Google’s dictionary defines a ‘task’ as ‘a piece of work to be done or undertaken’, and ‘responsibility’ as ‘a thing which one is required to do as part of a job, role, or legal obligation’.
Listing tasks or responsibilities on your CV tells the person reading it nothing more than what you were required to do. It makes for a dry and dull read. It doesn’t tell them how you made a difference, what your results were, why you were an employee or supplier worth retaining.
What’s more, anyone has held that position could, in theory, list the same tasks or responsibilities. You could end up presenting a similar CV to other applicants, making it hard for the person reading your CV to understand how you are different.

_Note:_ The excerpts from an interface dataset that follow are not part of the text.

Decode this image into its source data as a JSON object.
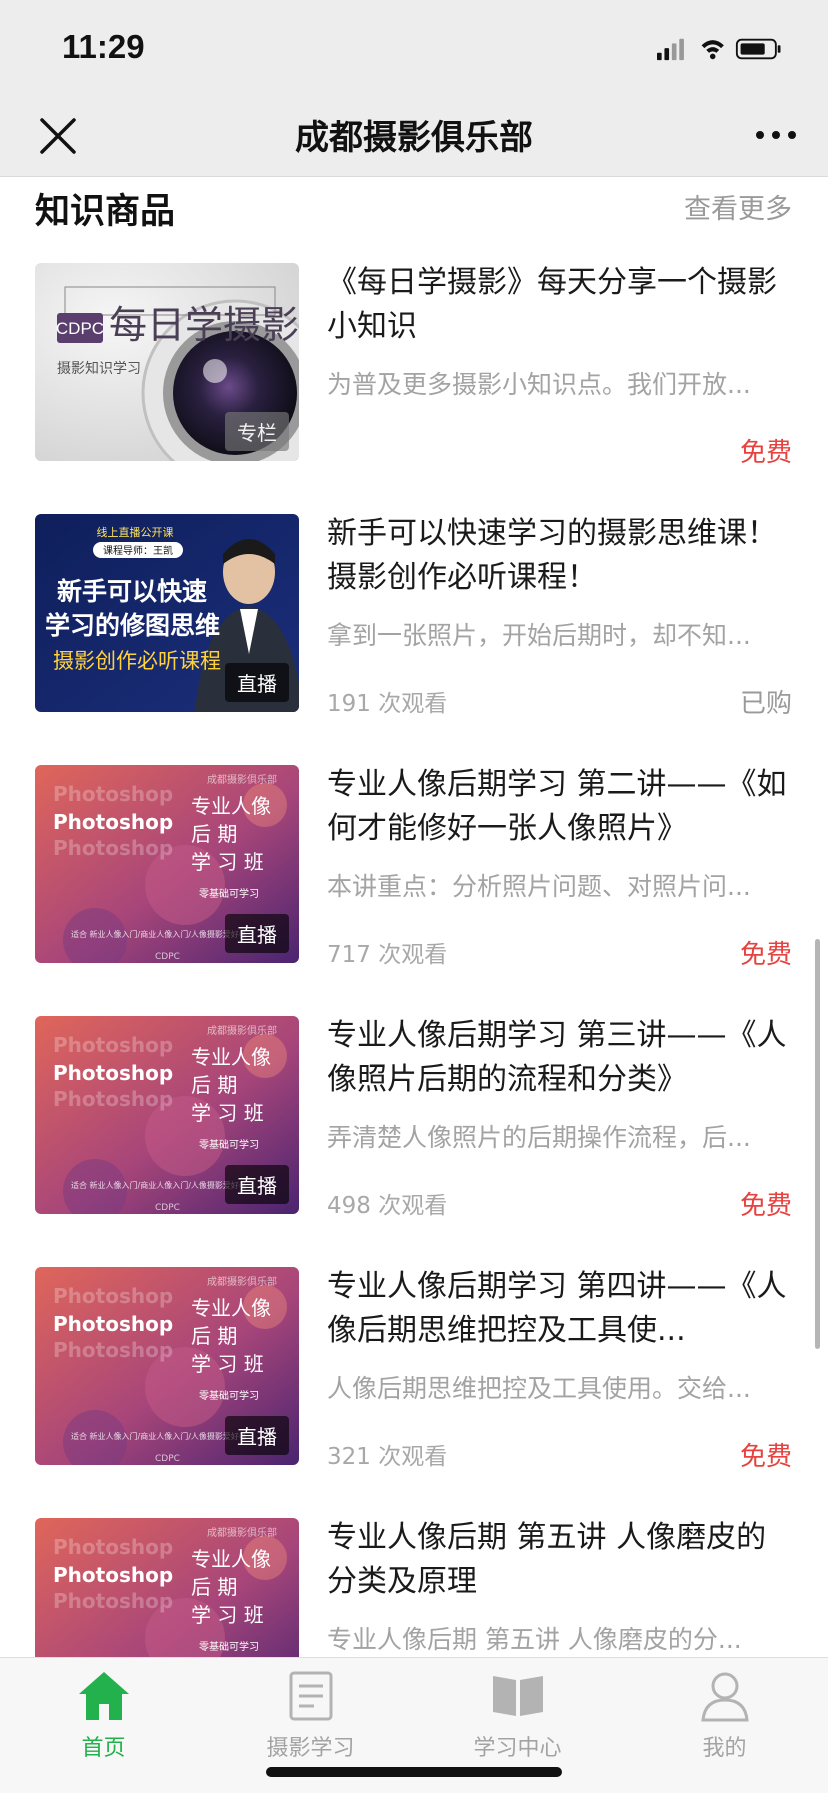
{
  "status_bar": {
    "time": "11:29"
  },
  "nav": {
    "title": "成都摄影俱乐部",
    "close_icon": "close-icon",
    "more_icon": "more-icon"
  },
  "section": {
    "title": "知识商品",
    "more": "查看更多"
  },
  "items": [
    {
      "title": "《每日学摄影》每天分享一个摄影小知识",
      "desc": "为普及更多摄影小知识点。我们开放...",
      "views": "",
      "price": "免费",
      "tag": "专栏",
      "thumb": {
        "style": "lens",
        "brand": "CDPC",
        "headline": "每日学摄影",
        "sub": "摄影知识学习"
      }
    },
    {
      "title": "新手可以快速学习的摄影思维课！摄影创作必听课程！",
      "desc": "拿到一张照片，开始后期时，却不知...",
      "views": "191 次观看",
      "price": "已购",
      "tag": "直播",
      "thumb": {
        "style": "live",
        "top1": "线上直播公开课",
        "top2": "课程导师：王凯",
        "line1": "新手可以快速",
        "line2": "学习的修图思维",
        "line3": "摄影创作必听课程"
      }
    },
    {
      "title": "专业人像后期学习 第二讲——《如何才能修好一张人像照片》",
      "desc": "本讲重点：分析照片问题、对照片问...",
      "views": "717 次观看",
      "price": "免费",
      "tag": "直播",
      "thumb": {
        "style": "ps",
        "ps": "Photoshop",
        "club": "成都摄影俱乐部",
        "l1": "专业人像",
        "l2": "后 期",
        "l3": "学 习 班",
        "sub": "零基础可学习",
        "foot": "适合 新业人像入门/商业人像入门/人像摄影爱好者",
        "logo": "CDPC"
      }
    },
    {
      "title": "专业人像后期学习 第三讲——《人像照片后期的流程和分类》",
      "desc": "弄清楚人像照片的后期操作流程，后...",
      "views": "498 次观看",
      "price": "免费",
      "tag": "直播",
      "thumb": {
        "style": "ps",
        "ps": "Photoshop",
        "club": "成都摄影俱乐部",
        "l1": "专业人像",
        "l2": "后 期",
        "l3": "学 习 班",
        "sub": "零基础可学习",
        "foot": "适合 新业人像入门/商业人像入门/人像摄影爱好者",
        "logo": "CDPC"
      }
    },
    {
      "title": "专业人像后期学习 第四讲——《人像后期思维把控及工具使...",
      "desc": "人像后期思维把控及工具使用。交给...",
      "views": "321 次观看",
      "price": "免费",
      "tag": "直播",
      "thumb": {
        "style": "ps",
        "ps": "Photoshop",
        "club": "成都摄影俱乐部",
        "l1": "专业人像",
        "l2": "后 期",
        "l3": "学 习 班",
        "sub": "零基础可学习",
        "foot": "适合 新业人像入门/商业人像入门/人像摄影爱好者",
        "logo": "CDPC"
      }
    },
    {
      "title": "专业人像后期 第五讲 人像磨皮的分类及原理",
      "desc": "专业人像后期 第五讲 人像磨皮的分...",
      "views": "",
      "price": "",
      "tag": "",
      "thumb": {
        "style": "ps",
        "ps": "Photoshop",
        "club": "成都摄影俱乐部",
        "l1": "专业人像",
        "l2": "后 期",
        "l3": "学 习 班",
        "sub": "零基础可学习",
        "foot": "",
        "logo": ""
      }
    }
  ],
  "tabs": [
    {
      "label": "首页",
      "icon": "home-icon",
      "active": true
    },
    {
      "label": "摄影学习",
      "icon": "notes-icon",
      "active": false
    },
    {
      "label": "学习中心",
      "icon": "book-icon",
      "active": false
    },
    {
      "label": "我的",
      "icon": "profile-icon",
      "active": false
    }
  ],
  "colors": {
    "accent_green": "#22b14c",
    "price_red": "#e64340",
    "bar_bg": "#ededed"
  }
}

By contrast, Google’s dictionary defines ‘achievement’ as ‘a thing done successfully with effort, skill, or courage’. A much more dynamic definition!
Outlining achievements (what you accomplished) rather than tasks and responsibilities (what you were required to do) will strengthen your CV, giving the reader a better understanding of your experience, skills, and future potential.
I appreciate that it can be tricky to think of what you achieved by performing a defined task, which is perhaps why some people resort to listing duties and responsibilities instead. So, I thought it might be useful to share some questions that will help you to define your achievements.
Question 1: What was your task or responsibility?
Let’s use an example.
Imagine if you were a banquet attendant at Hotel XYZ. One of your tasks might be to set up tables and chairs. If you were simply listing responsibilities on your CV, you might write ‘Set up chairs and tables for hotel events’.
So far, so boring. But how can you transform this straightforward if highly physical task into something more dynamic? Let us move to question two.
Question 2: What might have happened if you hadn’t done it?
Consider what might have happened if you hadn’t done that task at all, or hadn’t done it well.
In our example above, lots of things may have happened if you hadn’t set up the chairs and tables for the event.
Paying clients may have entered Hotel XYZ’s banquet hall and discovered an unprepared venue with insufficient seating.
As a result, they may have been late to sit down for their meal, throwing the event timetable into disarray. The caterers, who planned on serving dinner at an agreed time, may have needed a plan B. Catering and serving staff may be required to work extra hours to accommodate the delay, meaning more expense and less profit for the hotel. The wedding speeches may have been delayed, postponing the moment when nervous speech givers could truly relax. The band may have had a later start time than planned, and may charge clients more for a later finish or offer a shorter set.
The wedding party and their guests may not have received the service or experience they had expected Hotel XYZ to deliver. They may have got a poor impression of Hotel XYZ. They may have complained. They may have asked for a discount. They probably would have told others about their experience. They might even have left adverse reviews online, affecting Hotel XYZ’s positive rating on TripAdvisor or another review site. This adverse publicity may have put others off booking Hotel XYZ for their wedding or event. As a result, the hotel may not meet its sales target for wedding packages. Revenues may have dipped; staffing would necessarily reduce, all because you didn’t put the chairs and tables out on time!
I acknowledge this is an extreme representation, but it goes to show that all actions have a reaction, and tasks and responsibilities have a consequence, for your employer and their clients. Let’s move on to question three.
Question 3: What benefit did you achieve by doing it?
For every answer outlined in response to question two, consider the opposite situation. This will help clarify the benefits you delivered by performing your task.
Looking at the answers above, it seems like by doing my job well, I have most likely helped Hotel XYZ to meet and exceed its clients’ expectations, thereby ensuring their satisfaction, avoiding any negative feedback on- or offline, and maintaining its overall reputation. My actions also helped Hotel XYZ to protect its profit margins by ensuring weddings and other events ran to time, avoiding unplanned costs.
Having identified the benefits you delivered, you can use them to craft achievement-focused bullets for use on your CV. Here are some examples:
- Positioned Hotel XYZ to achieve and maintain an average 4.5/5 TripAdvisor bubble rating by ensuring timely, accurate set up of weddings and events
- Facilitated cost-effective and quality delivery of hotel events by ensuring timely set-up of chairs, tables, and equipment for each booking
- Helped Hotel XYZ to secure 50 new wedding bookings for 2020 by working as a team to deliver a high-quality wedding experience for 2019 clients
You can read more about how to create strong bullet points here: https://www.linkedin.com/pulse/how-write-bullet-proof-cv-bullets-lis-mcguire/.
If your CV features tasks and responsibilities, use these three questions to turn them into attention-grabbing bullets that will intrigue your target reader to find out more.